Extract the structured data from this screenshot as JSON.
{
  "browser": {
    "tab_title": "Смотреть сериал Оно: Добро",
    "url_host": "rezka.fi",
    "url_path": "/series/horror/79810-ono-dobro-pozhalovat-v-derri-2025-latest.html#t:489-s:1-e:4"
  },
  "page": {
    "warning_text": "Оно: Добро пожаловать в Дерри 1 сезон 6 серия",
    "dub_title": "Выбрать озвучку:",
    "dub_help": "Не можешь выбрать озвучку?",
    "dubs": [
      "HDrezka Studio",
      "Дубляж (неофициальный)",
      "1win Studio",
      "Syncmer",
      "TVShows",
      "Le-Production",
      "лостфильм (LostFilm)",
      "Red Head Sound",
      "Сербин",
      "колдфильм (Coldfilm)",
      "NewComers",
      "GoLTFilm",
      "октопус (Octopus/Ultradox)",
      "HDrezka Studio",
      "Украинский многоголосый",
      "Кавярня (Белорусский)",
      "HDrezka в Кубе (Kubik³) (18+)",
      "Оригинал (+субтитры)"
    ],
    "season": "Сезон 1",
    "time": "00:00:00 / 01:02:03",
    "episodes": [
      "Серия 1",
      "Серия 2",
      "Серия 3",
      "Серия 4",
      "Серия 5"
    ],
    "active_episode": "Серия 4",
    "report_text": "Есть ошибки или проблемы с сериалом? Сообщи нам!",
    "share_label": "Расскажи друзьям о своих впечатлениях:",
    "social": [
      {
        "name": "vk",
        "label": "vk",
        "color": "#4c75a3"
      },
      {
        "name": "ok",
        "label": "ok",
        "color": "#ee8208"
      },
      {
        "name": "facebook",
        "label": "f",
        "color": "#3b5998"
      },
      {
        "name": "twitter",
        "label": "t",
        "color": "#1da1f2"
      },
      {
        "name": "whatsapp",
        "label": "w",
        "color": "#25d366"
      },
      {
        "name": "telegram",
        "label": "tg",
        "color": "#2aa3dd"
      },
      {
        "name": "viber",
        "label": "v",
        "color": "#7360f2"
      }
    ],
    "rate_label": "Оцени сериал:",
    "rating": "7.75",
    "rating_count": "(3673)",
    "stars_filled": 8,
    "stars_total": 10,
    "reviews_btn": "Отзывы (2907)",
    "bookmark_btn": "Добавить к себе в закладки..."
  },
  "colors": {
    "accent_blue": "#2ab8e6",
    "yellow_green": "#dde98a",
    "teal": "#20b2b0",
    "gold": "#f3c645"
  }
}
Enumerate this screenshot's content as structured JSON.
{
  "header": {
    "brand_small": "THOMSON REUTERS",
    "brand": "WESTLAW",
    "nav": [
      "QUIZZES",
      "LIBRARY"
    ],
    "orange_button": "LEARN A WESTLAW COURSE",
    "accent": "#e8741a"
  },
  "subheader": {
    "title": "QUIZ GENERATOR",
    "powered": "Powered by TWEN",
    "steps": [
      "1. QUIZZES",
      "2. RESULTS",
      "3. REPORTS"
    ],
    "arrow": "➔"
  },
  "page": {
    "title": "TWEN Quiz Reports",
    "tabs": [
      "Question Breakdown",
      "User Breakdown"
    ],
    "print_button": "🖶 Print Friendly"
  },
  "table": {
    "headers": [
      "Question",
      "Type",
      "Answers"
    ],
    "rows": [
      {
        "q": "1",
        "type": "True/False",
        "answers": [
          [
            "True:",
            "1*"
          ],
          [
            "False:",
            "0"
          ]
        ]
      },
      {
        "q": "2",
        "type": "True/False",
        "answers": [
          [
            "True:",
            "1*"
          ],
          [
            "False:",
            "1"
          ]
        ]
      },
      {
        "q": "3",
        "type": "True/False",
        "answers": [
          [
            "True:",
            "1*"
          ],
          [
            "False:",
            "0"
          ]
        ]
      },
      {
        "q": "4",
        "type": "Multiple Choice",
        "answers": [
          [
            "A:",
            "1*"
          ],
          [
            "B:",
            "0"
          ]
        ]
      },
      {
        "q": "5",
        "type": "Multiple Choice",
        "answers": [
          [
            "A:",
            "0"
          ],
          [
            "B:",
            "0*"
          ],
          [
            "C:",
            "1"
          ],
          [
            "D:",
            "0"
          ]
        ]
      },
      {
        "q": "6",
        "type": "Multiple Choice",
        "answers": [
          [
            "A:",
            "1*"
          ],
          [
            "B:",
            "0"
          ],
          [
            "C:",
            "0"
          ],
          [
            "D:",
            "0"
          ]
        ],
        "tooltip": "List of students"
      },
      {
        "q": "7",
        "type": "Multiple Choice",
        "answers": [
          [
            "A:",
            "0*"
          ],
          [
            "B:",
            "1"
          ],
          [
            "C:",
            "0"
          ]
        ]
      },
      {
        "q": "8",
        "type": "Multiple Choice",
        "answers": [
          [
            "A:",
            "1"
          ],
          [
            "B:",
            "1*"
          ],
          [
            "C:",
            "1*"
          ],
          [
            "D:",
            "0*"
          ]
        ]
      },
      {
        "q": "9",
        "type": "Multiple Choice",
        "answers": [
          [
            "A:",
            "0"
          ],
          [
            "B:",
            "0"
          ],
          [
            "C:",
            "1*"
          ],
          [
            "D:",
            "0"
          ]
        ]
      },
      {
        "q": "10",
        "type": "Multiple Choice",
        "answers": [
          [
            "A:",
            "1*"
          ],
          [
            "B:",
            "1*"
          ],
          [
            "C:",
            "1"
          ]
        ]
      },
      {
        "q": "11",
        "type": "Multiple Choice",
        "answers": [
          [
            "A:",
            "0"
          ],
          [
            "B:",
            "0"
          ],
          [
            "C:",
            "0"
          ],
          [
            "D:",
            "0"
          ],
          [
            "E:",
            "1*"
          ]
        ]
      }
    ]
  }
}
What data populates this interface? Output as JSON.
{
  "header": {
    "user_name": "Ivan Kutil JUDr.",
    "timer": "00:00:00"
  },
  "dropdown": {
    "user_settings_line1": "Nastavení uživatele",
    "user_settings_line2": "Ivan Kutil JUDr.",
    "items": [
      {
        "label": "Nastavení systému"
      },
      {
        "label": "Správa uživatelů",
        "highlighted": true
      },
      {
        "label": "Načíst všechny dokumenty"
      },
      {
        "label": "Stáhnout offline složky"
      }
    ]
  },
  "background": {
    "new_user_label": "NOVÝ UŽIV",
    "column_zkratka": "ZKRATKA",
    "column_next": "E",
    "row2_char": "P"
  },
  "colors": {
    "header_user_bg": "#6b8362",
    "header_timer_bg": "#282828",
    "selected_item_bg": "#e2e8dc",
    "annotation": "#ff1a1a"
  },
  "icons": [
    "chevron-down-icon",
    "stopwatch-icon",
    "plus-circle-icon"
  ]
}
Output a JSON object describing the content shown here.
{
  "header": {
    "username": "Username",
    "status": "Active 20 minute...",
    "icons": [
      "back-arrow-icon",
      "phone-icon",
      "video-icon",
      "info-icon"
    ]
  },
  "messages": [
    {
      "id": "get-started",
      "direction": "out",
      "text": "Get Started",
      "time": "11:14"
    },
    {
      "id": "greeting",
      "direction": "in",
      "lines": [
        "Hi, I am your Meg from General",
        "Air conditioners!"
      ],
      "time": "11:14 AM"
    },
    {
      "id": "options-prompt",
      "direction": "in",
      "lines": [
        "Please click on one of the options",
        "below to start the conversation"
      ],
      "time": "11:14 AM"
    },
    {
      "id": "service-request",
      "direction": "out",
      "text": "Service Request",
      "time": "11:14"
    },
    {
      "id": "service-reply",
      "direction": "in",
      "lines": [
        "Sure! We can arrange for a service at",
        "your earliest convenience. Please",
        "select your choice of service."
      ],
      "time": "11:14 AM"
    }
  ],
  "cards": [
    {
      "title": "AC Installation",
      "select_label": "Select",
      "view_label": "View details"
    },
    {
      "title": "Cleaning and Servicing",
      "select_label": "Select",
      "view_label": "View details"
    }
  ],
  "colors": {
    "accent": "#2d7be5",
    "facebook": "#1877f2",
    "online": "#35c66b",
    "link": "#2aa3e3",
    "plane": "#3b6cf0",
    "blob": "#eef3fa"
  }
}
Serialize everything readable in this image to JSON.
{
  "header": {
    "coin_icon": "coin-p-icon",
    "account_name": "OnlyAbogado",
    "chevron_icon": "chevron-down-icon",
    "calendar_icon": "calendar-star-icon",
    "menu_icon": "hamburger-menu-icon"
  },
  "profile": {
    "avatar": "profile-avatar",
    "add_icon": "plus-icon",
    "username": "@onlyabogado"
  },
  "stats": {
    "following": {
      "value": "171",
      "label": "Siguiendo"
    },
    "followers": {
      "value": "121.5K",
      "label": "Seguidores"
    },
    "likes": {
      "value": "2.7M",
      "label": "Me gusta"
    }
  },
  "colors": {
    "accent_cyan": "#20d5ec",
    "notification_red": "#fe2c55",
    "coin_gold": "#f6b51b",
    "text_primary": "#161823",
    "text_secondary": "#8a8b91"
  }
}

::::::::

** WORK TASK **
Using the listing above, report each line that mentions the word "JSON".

** YOUR SOLUTION **
Extract the structured data from this screenshot as JSON.
Enumerate this screenshot's content as structured JSON.
What data populates this interface? Output as JSON.
Output a JSON object describing the content shown here.
Serialize everything readable in this image to JSON.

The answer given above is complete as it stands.